Dataset excerpts ->

════════════════

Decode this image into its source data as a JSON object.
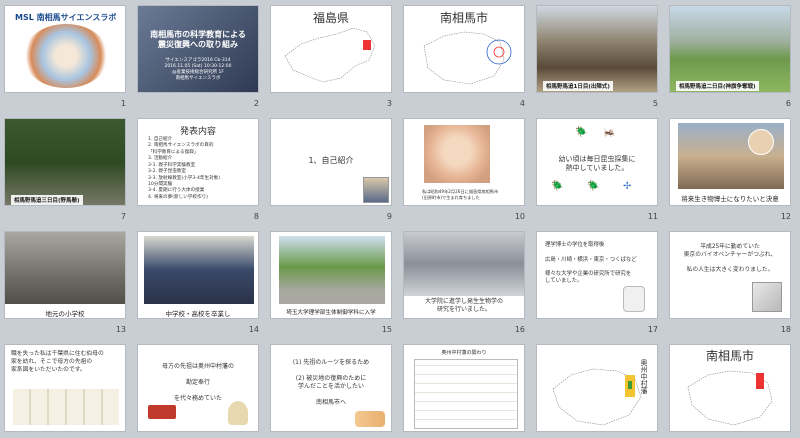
{
  "slides": [
    {
      "n": "1",
      "title": "MSL 南相馬サイエンスラボ"
    },
    {
      "n": "2",
      "title": "南相馬市の科学教育による\n震災復興への取り組み",
      "sub": "サイエンスアゴラ2016 Cb-314\n2016.11.05 (Sat) 10:30-12:00\n@産業技術総合研究所 1F\n南相馬サイエンスラボ"
    },
    {
      "n": "3",
      "title": "福島県"
    },
    {
      "n": "4",
      "title": "南相馬市"
    },
    {
      "n": "5",
      "caption": "相馬野馬追1日目(出陣式)"
    },
    {
      "n": "6",
      "caption": "相馬野馬追二日目(神旗争奪戦)"
    },
    {
      "n": "7",
      "caption": "相馬野馬追三日目(野馬懸)"
    },
    {
      "n": "8",
      "title": "発表内容",
      "body": "1. 自己紹介\n2. 南相馬サイエンスラボの目的\n 「科学教育による復興」\n3. 活動紹介\n 3-1. 親子科学実験教室\n 3-2. 親子昆虫教室\n 3-3. 放射線教室(小学3-4年生対象)\n 10分間実験\n 3-4. 夏期に行う大体の授業\n4. 将来の夢(新しい学校作り)"
    },
    {
      "n": "9",
      "title": "1、自己紹介"
    },
    {
      "n": "10",
      "caption": "私は昭和49年2月26日に福島県南相馬市\n(旧原町市)で生まれ育ちました"
    },
    {
      "n": "11",
      "title": "幼い頃は毎日昆虫採集に\n熱中していました。"
    },
    {
      "n": "12",
      "caption": "将来生き物博士になりたいと決意"
    },
    {
      "n": "13",
      "caption": "地元の小学校"
    },
    {
      "n": "14",
      "caption": "中学校・高校を卒業し"
    },
    {
      "n": "15",
      "caption": "埼玉大学理学部生体制御学科に入学"
    },
    {
      "n": "16",
      "caption": "大学院に進学し発生生物学の\n研究を行いました。"
    },
    {
      "n": "17",
      "body": "理学博士の学位を取得後\n\n広島・川崎・横浜・東京・つくばなど\n\n様々な大学や企業の研究所で研究を\nしていました。"
    },
    {
      "n": "18",
      "body": "平成25年に勤めていた\n東京のバイオベンチャーがつぶれ、\n\n私の人生は大きく変わりました。"
    },
    {
      "n": "19",
      "body": "職を失った私は千葉県に住む伯母の\n家を訪れ、そこで母方の先祖の\n家系図をいただいたのです。"
    },
    {
      "n": "20",
      "body": "母方の先祖は奥州中村藩の\n\n勘定奉行\n\nを代々務めていた"
    },
    {
      "n": "21",
      "body": "(1) 先祖のルーツを探るため\n\n(2) 被災地の復興のために\n学んだことを活かしたい\n\n南相馬市へ"
    },
    {
      "n": "22",
      "title": "奥州中村藩の関わり"
    },
    {
      "n": "23",
      "title": "奥州中村藩"
    },
    {
      "n": "24",
      "title": "南相馬市"
    }
  ],
  "colors": {
    "bg": "#c9cdd4",
    "accent": "#e33333",
    "title_bg": "#3b4a6b"
  }
}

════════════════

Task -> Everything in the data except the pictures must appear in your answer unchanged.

Task response ->
Decode this image into its source data as a JSON object.
{
  "slides": [
    {
      "n": "1",
      "title": "MSL 南相馬サイエンスラボ"
    },
    {
      "n": "2",
      "title": "南相馬市の科学教育による\n震災復興への取り組み",
      "sub": "サイエンスアゴラ2016 Cb-314\n2016.11.05 (Sat) 10:30-12:00\n@産業技術総合研究所 1F\n南相馬サイエンスラボ"
    },
    {
      "n": "3",
      "title": "福島県"
    },
    {
      "n": "4",
      "title": "南相馬市"
    },
    {
      "n": "5",
      "caption": "相馬野馬追1日目(出陣式)"
    },
    {
      "n": "6",
      "caption": "相馬野馬追二日目(神旗争奪戦)"
    },
    {
      "n": "7",
      "caption": "相馬野馬追三日目(野馬懸)"
    },
    {
      "n": "8",
      "title": "発表内容",
      "body": "1. 自己紹介\n2. 南相馬サイエンスラボの目的\n 「科学教育による復興」\n3. 活動紹介\n 3-1. 親子科学実験教室\n 3-2. 親子昆虫教室\n 3-3. 放射線教室(小学3-4年生対象)\n 10分間実験\n 3-4. 夏期に行う大体の授業\n4. 将来の夢(新しい学校作り)"
    },
    {
      "n": "9",
      "title": "1、自己紹介"
    },
    {
      "n": "10",
      "caption": "私は昭和49年2月26日に福島県南相馬市\n(旧原町市)で生まれ育ちました"
    },
    {
      "n": "11",
      "title": "幼い頃は毎日昆虫採集に\n熱中していました。"
    },
    {
      "n": "12",
      "caption": "将来生き物博士になりたいと決意"
    },
    {
      "n": "13",
      "caption": "地元の小学校"
    },
    {
      "n": "14",
      "caption": "中学校・高校を卒業し"
    },
    {
      "n": "15",
      "caption": "埼玉大学理学部生体制御学科に入学"
    },
    {
      "n": "16",
      "caption": "大学院に進学し発生生物学の\n研究を行いました。"
    },
    {
      "n": "17",
      "body": "理学博士の学位を取得後\n\n広島・川崎・横浜・東京・つくばなど\n\n様々な大学や企業の研究所で研究を\nしていました。"
    },
    {
      "n": "18",
      "body": "平成25年に勤めていた\n東京のバイオベンチャーがつぶれ、\n\n私の人生は大きく変わりました。"
    },
    {
      "n": "19",
      "body": "職を失った私は千葉県に住む伯母の\n家を訪れ、そこで母方の先祖の\n家系図をいただいたのです。"
    },
    {
      "n": "20",
      "body": "母方の先祖は奥州中村藩の\n\n勘定奉行\n\nを代々務めていた"
    },
    {
      "n": "21",
      "body": "(1) 先祖のルーツを探るため\n\n(2) 被災地の復興のために\n学んだことを活かしたい\n\n南相馬市へ"
    },
    {
      "n": "22",
      "title": "奥州中村藩の関わり"
    },
    {
      "n": "23",
      "title": "奥州中村藩"
    },
    {
      "n": "24",
      "title": "南相馬市"
    }
  ],
  "colors": {
    "bg": "#c9cdd4",
    "accent": "#e33333",
    "title_bg": "#3b4a6b"
  }
}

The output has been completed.